While infrequent washing can benefit many, there is a point when going too long without shampooing becomes problematic. Signs it’s time for a wash include:

  • Greasy roots – Oil slick visible at scalp a few hours after washing.
  • Stringy, limp hair – Weighed down and lack of bounce.
  • Product residue – Heavy buildup looks gunky and dingy.
  • Itchy or irritated scalp – Increased flakes or redness.
  • Thinning or loss – Excess oil and product can clog follicles.
  • Bad odor – Smell from dirt, sweat, and oils.

As a general rule, be wary of repeatedly going more than 7-10 days without washing, even for the least frequent hair types. The exceptions would be tightly coiled afro-textured hair which can sometimes go 2-3 weeks between washes.

Finding Your Optimal Schedule

When transitioning to less frequent washing, pay attention to how your hair and scalp feel to determine where your personal limit lies. Adjust your schedule as needed based on factors like styling, activity, or seasonal changes. Getting into a rigid mindset of only washing every X days can backfire. The ideal washing frequency changes as lifestyle habits, hair needs, and environmental factors evolve.

Be open to tweaking your wash routine until you find the sweet spot. Your perfect balance should leave hair and scalp looking and feeling healthy, clean, and fresh between washes. Don’t sacrifice hair health purely to avoid the shower either. Finding a sustainable washing schedule you can stick with long-term is the ultimate goal.

Washing Schedule Recommendations By Hair Type

Hair Type Washing Frequency Recommendation
Oily hair Every 2-3 days
Dry hair 1-2 times per week
Color treated hair 1-2 times per week
Damaged/over-processed 1-2 times per week
Curly hair 1-2 times per week
Coiled/afro textured Every 5-14 days
Fine, thin hair 2-3 times per week

Other Tips for Extending Time Between Washes

  • Use dry shampoo to absorb oil and refresh hair
  • Try hairstyles like braids, buns, or ponytails to mask unwashed hair
  • Switch to sulfate-free shampoo to limit stripping of oils
  • Trim regularly to prevent split ends travelling up strands
  • Brush hair before washing to distribute oils from scalp down lengths
  • Massage scalp while conditioning to lift dirt and buildup
  • Avoid heavy leave-in products that add residue

When to Avoid Infrequent Washing

While less frequent hair washing is generally safe, there are times when it may be best to wash more regularly such as:

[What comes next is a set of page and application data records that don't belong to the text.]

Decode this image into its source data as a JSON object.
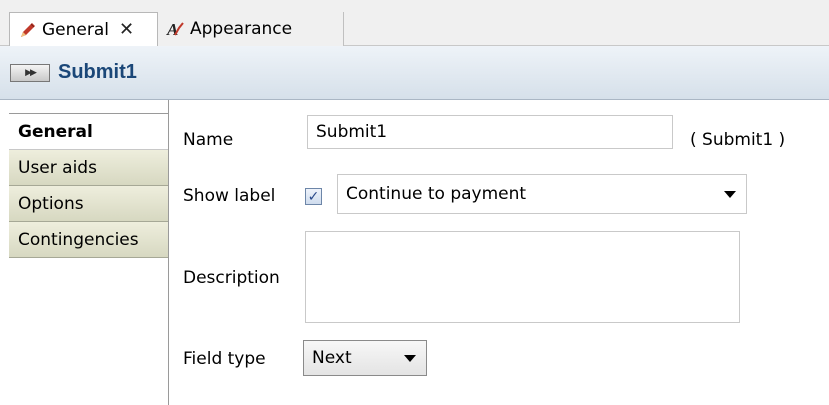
{
  "tabs": [
    {
      "label": "General",
      "icon": "pencil-icon",
      "active": true
    },
    {
      "label": "Appearance",
      "icon": "font-style-icon",
      "active": false
    }
  ],
  "close_glyph": "✕",
  "header": {
    "icon": "submit-button-icon",
    "title": "Submit1"
  },
  "nav": {
    "items": [
      {
        "label": "General",
        "active": true
      },
      {
        "label": "User aids"
      },
      {
        "label": "Options"
      },
      {
        "label": "Contingencies"
      }
    ]
  },
  "form": {
    "name_label": "Name",
    "name_value": "Submit1",
    "name_paren": "( Submit1 )",
    "show_label": "Show label",
    "show_label_checked": true,
    "show_label_value": "Continue to payment",
    "description_label": "Description",
    "description_value": "",
    "field_type_label": "Field type",
    "field_type_value": "Next"
  },
  "colors": {
    "header_title": "#1b4778",
    "nav_bg": "#dedfc9",
    "checkbox": "#2b4a8b"
  }
}
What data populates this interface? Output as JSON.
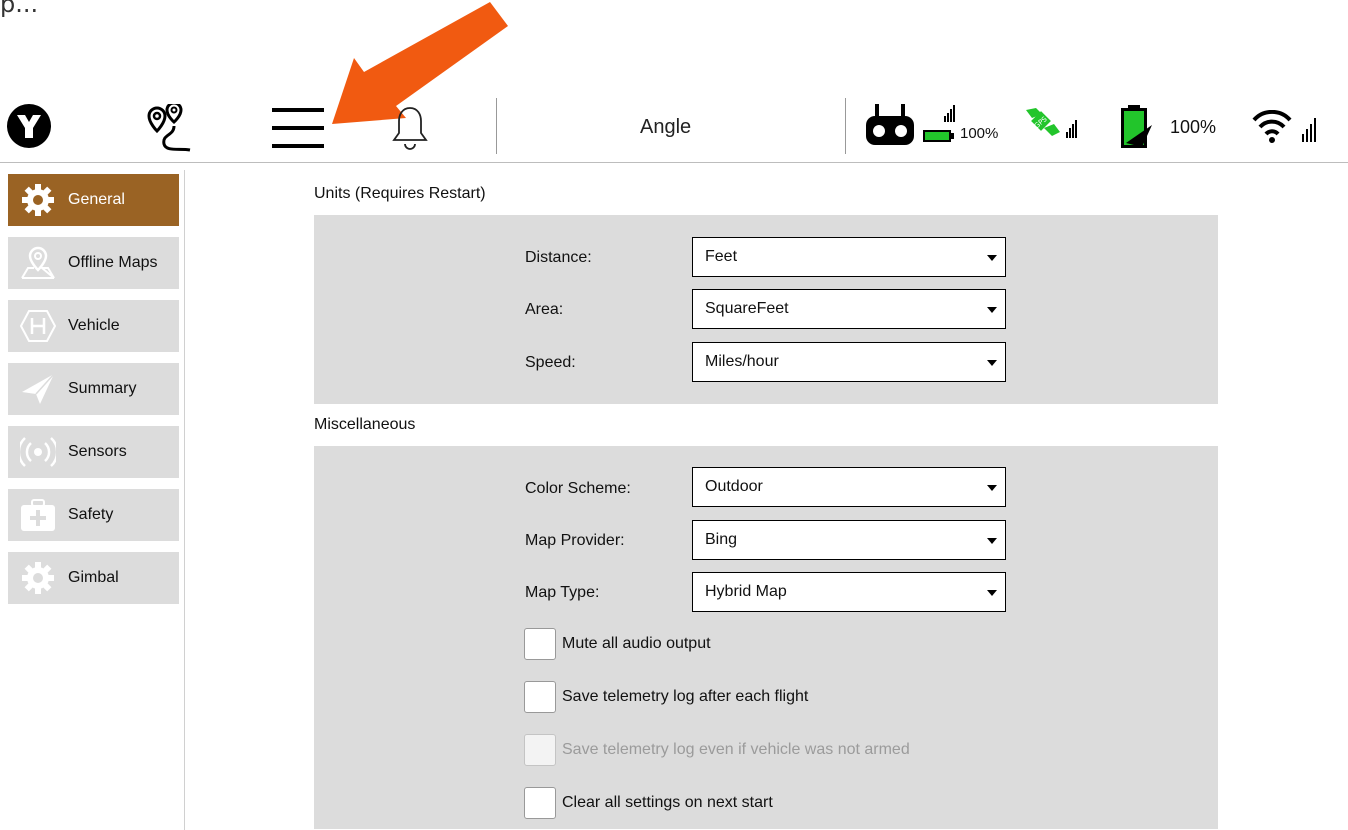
{
  "cutoff_text": "p...",
  "toolbar": {
    "mode": "Angle",
    "rc_battery_pct": "100%",
    "vehicle_battery_pct": "100%",
    "icons": [
      "app-logo-icon",
      "plan-view-icon",
      "hamburger-menu-icon",
      "bell-icon",
      "rc-controller-icon",
      "gps-icon",
      "battery-icon",
      "wifi-icon"
    ]
  },
  "sidebar": {
    "items": [
      {
        "label": "General",
        "active": true
      },
      {
        "label": "Offline Maps"
      },
      {
        "label": "Vehicle"
      },
      {
        "label": "Summary"
      },
      {
        "label": "Sensors"
      },
      {
        "label": "Safety"
      },
      {
        "label": "Gimbal"
      }
    ]
  },
  "units": {
    "title": "Units (Requires Restart)",
    "distance": {
      "label": "Distance:",
      "value": "Feet"
    },
    "area": {
      "label": "Area:",
      "value": "SquareFeet"
    },
    "speed": {
      "label": "Speed:",
      "value": "Miles/hour"
    }
  },
  "misc": {
    "title": "Miscellaneous",
    "color_scheme": {
      "label": "Color Scheme:",
      "value": "Outdoor"
    },
    "map_provider": {
      "label": "Map Provider:",
      "value": "Bing"
    },
    "map_type": {
      "label": "Map Type:",
      "value": "Hybrid Map"
    },
    "checkboxes": [
      {
        "label": "Mute all audio output"
      },
      {
        "label": "Save telemetry log after each flight"
      },
      {
        "label": "Save telemetry log even if vehicle was not armed",
        "disabled": true
      },
      {
        "label": "Clear all settings on next start"
      }
    ]
  },
  "colors": {
    "accent": "#9a6324",
    "arrow": "#f15a11",
    "battery_green": "#22c52b",
    "panel": "#dcdcdc"
  }
}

  • During illness when sweat output and oil production increases
  • Exercising several hours a day
  • Very humid or polluted climates
  • Active jobs with dirt, chemical, or smoke exposure
  • Skin conditions like psoriasis or dermatitis
  • Trauma or damage to the scalp
  • Recent surgery or wounds on the scalp or neck
  • Hair loss or thinning

In these cases, stick to a schedule of washing every 2-4 days to avoid issues. Consult a dermatologist if your scalp remains irritated or inflamed despite more frequent washing.

The Takeaway

How long you can go without washing hair depends on your hair type, styling routine, and lifestyle factors. While daily washing works for some, the average person can safely extend time between shampoos to 2-7 days without harming hair health. Pay attention to the condition of your hair and adjust frequency as needed. Be patient during the transition period as it takes time for scalp oil production to normalize. With the right schedule, you can have fresh, clean hair that retains its natural oils and moisture.